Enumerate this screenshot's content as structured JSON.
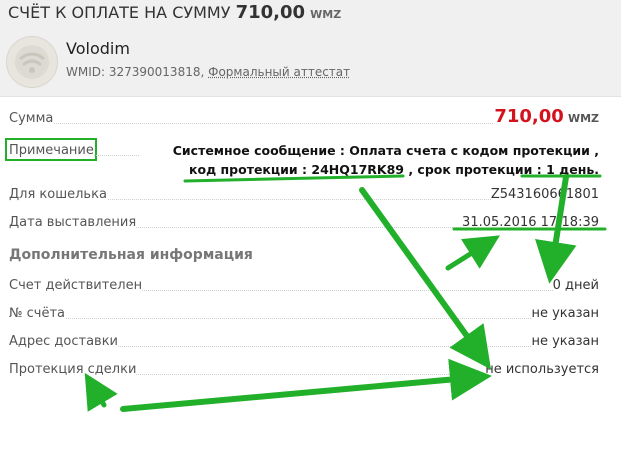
{
  "header": {
    "title_prefix": "СЧЁТ К ОПЛАТЕ НА СУММУ",
    "amount": "710,00",
    "currency": "WMZ",
    "user_name": "Volodim",
    "wmid_label": "WMID: 327390013818,",
    "attestat": "Формальный аттестат"
  },
  "rows": {
    "amount_label": "Сумма",
    "amount_value": "710,00",
    "amount_currency": "WMZ",
    "note_label": "Примечание",
    "note_line1": "Системное сообщение : Оплата счета с кодом протекции ,",
    "note_line2": "код протекции : 24HQ17RK89 , срок протекции : 1 день.",
    "wallet_label": "Для кошелька",
    "wallet_value": "Z543160661801",
    "date_label": "Дата выставления",
    "date_value": "31.05.2016 17:18:39"
  },
  "additional": {
    "title": "Дополнительная информация",
    "valid_label": "Счет действителен",
    "valid_value": "0 дней",
    "number_label": "№ счёта",
    "number_value": "не указан",
    "delivery_label": "Адрес доставки",
    "delivery_value": "не указан",
    "protection_label": "Протекция сделки",
    "protection_value": "не используется"
  },
  "colors": {
    "accent_red": "#d3121d",
    "annotation_green": "#22b02a"
  },
  "icons": {
    "avatar": "user-avatar-icon"
  }
}
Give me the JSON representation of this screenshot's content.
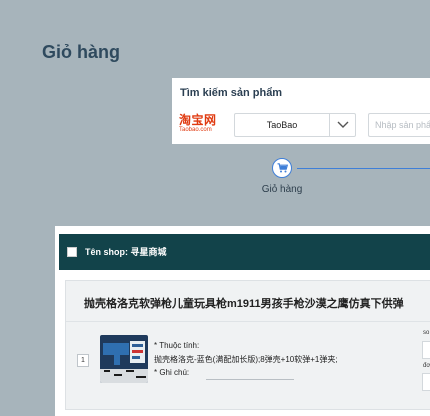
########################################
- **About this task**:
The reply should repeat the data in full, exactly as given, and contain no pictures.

- **Exercise output**:
Enumerate this screenshot's content as structured JSON.
{
  "header": {
    "title_prefix": "СЧЁТ К ОПЛАТЕ НА СУММУ",
    "amount": "710,00",
    "currency": "WMZ",
    "user_name": "Volodim",
    "wmid_label": "WMID: 327390013818,",
    "attestat": "Формальный аттестат"
  },
  "rows": {
    "amount_label": "Сумма",
    "amount_value": "710,00",
    "amount_currency": "WMZ",
    "note_label": "Примечание",
    "note_line1": "Системное сообщение : Оплата счета с кодом протекции ,",
    "note_line2": "код протекции : 24HQ17RK89 , срок протекции : 1 день.",
    "wallet_label": "Для кошелька",
    "wallet_value": "Z543160661801",
    "date_label": "Дата выставления",
    "date_value": "31.05.2016 17:18:39"
  },
  "additional": {
    "title": "Дополнительная информация",
    "valid_label": "Счет действителен",
    "valid_value": "0 дней",
    "number_label": "№ счёта",
    "number_value": "не указан",
    "delivery_label": "Адрес доставки",
    "delivery_value": "не указан",
    "protection_label": "Протекция сделки",
    "protection_value": "не используется"
  },
  "colors": {
    "accent_red": "#d3121d",
    "annotation_green": "#22b02a"
  },
  "icons": {
    "avatar": "user-avatar-icon"
  }
}
Give me the JSON representation of this screenshot's content.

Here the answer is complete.